“Jason is a professional working actor in New York City and he’s a great resource,” Herman said. “He can tell students what’s happening in the professional world, like where do you find jobs, apartments, job connections, etc.”
“Having him here, and getting to work with him, has been an amazing experience,” said Joseph Reece, who plays Harry Easter. “I feel as though he’s treated us like professionals, expecting us to bring in a lot of outside prep work.
This was a small taste of what it will be like after we are done with school, where we won’t have a set schedule in which to follow and have to manage ourselves and take the initiative to make things happen.”
Not only has Bohon spent the past semester at his alma mater, but he is also receiving the Ed See Outstanding Theatre Alumnus Award on Saturday.
“I’m really honored to be receiving this award,” Bohon said. “I remember, as an undergrad, all of the amazing theater artists who were receiving this award. I thought, ‘Wow, how exciting would it be to get that award.’ I didn’t expect to get it at all, let alone get it at this stage in my career.“
Having an alumnus of the program also benefits the students because he has been able to show them what is possible after graduation.
“He’s also a walking success story, showing us that UCM theater alumni have found consistent work in New York, and that this program really does prepare us very well for the professional world,” Reece said.

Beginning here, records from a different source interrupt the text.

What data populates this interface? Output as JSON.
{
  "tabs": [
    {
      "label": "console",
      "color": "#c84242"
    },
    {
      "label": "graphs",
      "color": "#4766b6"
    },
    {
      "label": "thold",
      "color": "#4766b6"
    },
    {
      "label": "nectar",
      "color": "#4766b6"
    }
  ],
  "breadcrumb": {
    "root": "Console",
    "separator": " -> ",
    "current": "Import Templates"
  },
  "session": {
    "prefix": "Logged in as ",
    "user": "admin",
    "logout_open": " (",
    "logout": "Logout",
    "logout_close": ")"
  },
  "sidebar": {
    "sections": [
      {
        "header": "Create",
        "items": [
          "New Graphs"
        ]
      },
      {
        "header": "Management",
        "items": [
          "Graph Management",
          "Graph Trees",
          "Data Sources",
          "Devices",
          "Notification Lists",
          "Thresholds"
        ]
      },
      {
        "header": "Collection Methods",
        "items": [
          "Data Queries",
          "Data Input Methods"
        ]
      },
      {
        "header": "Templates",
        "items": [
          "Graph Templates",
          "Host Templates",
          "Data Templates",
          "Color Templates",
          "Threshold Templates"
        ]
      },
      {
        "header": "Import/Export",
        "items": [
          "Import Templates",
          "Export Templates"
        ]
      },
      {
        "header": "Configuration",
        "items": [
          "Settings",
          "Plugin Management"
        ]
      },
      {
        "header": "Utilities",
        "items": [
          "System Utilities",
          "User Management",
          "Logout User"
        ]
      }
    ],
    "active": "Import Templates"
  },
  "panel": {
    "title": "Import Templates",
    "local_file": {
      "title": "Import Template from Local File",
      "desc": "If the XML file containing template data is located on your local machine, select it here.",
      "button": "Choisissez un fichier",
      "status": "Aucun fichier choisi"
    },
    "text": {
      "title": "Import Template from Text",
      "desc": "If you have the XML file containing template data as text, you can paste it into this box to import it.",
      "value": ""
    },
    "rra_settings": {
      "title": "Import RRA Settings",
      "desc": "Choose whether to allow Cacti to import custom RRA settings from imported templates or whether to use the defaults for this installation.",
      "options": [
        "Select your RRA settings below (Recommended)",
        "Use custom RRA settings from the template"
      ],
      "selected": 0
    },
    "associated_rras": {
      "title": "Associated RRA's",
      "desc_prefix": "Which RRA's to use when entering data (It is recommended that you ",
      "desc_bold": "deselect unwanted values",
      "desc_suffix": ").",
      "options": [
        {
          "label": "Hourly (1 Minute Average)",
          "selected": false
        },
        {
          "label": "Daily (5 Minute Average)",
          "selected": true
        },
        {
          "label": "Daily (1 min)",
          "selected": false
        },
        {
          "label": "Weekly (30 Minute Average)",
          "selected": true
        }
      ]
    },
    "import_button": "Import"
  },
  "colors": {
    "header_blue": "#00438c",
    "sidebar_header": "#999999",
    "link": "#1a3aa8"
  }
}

“Street Scene” will be performed April 24-27 at 7:30 p.m. and April 28 at 2 p.m. in Highlander Theatre. For more information, contact Herman at [email protected].